minox-imageRead the Full Article in the Greenville News Website

 

At 24, Greenville native Lindley Mayer has some vivid show-biz memories.

There was her seventh birthday, when Lyle Lovett sang “Happy Birthday” to her on the set of the movie “Bastard Out of Carolina.”

And years later, tap dancing on the pilot episode of the hit TV series “Glee.”

And even more recently, donning a crimped blond wig with pink tips for a small role in “The Hunger Games: Catching Fire.”

Mayer, Miss South Carolina Teen 2005, just returned to the Upstate after spending six years in California, and her next project is a homegrown TV pilot called “Morningside.”

Upstate native Debbie P. Kelley wrote and directed “Morningside,” which was filmed in Greenville and Seneca. Most of the actors and production crew have ties to the Southeast as well.

The premise is “two wealthy, powerful families, really prestigious families that have gone away for decades to New York and California, and sort of done their own things there, and then they come back to this hometown of Morningside,” says Mayer, a bubbly brunette who plays the daughter of a socialite in the pilot.

Debbie Kelley and her husband, film and TV editor Brian Q. Kelley, will pitch the show to TV executives in January, and if it’s picked up by a network, the series will continue to be shot in the Upstate, Mayer says.

The performers and the shooting locations aren’t the only local ties the pilot has; one scene also spotlights L.A.D.Y. Bugs Across America: Lindley’s Alliance for Disabled Youth, the non-profit organization that Mayer founded in 2005.

She was inspired by her two younger siblings to create the charity. Mayer paints “Lucky Ladybug rocks,” and the proceeds go to the Children’s Miracle Network at the Greenville Health System.

Seeing the struggles faced by her brother and sister, now 22 and 18, respectively, gave Mayer the idea that she could make a difference.

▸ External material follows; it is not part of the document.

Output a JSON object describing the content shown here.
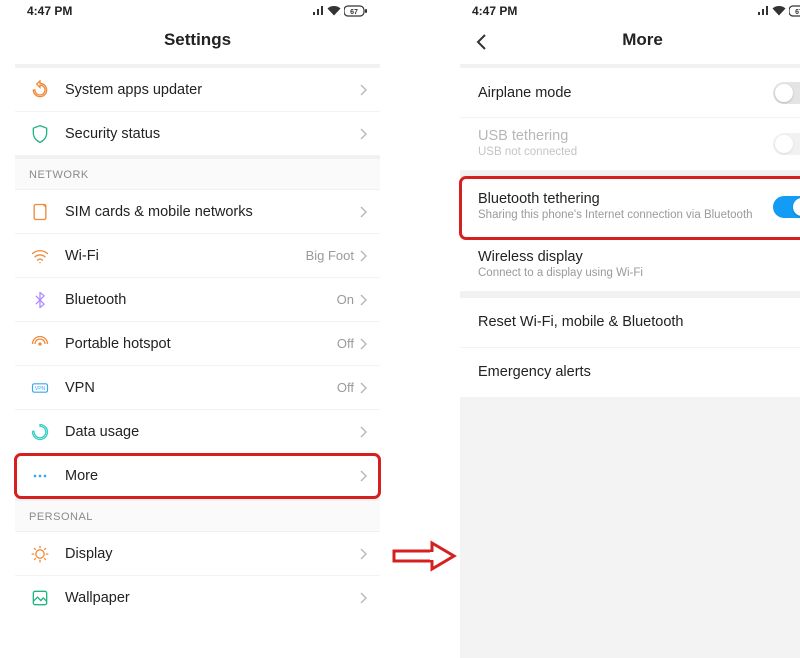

“They’re the two most important things in my life,” Mayer says. “My purpose is to not only be a voice for my siblings, but for all Americans living with disabilities.”

 

Read the Full Article in the Greenville News Website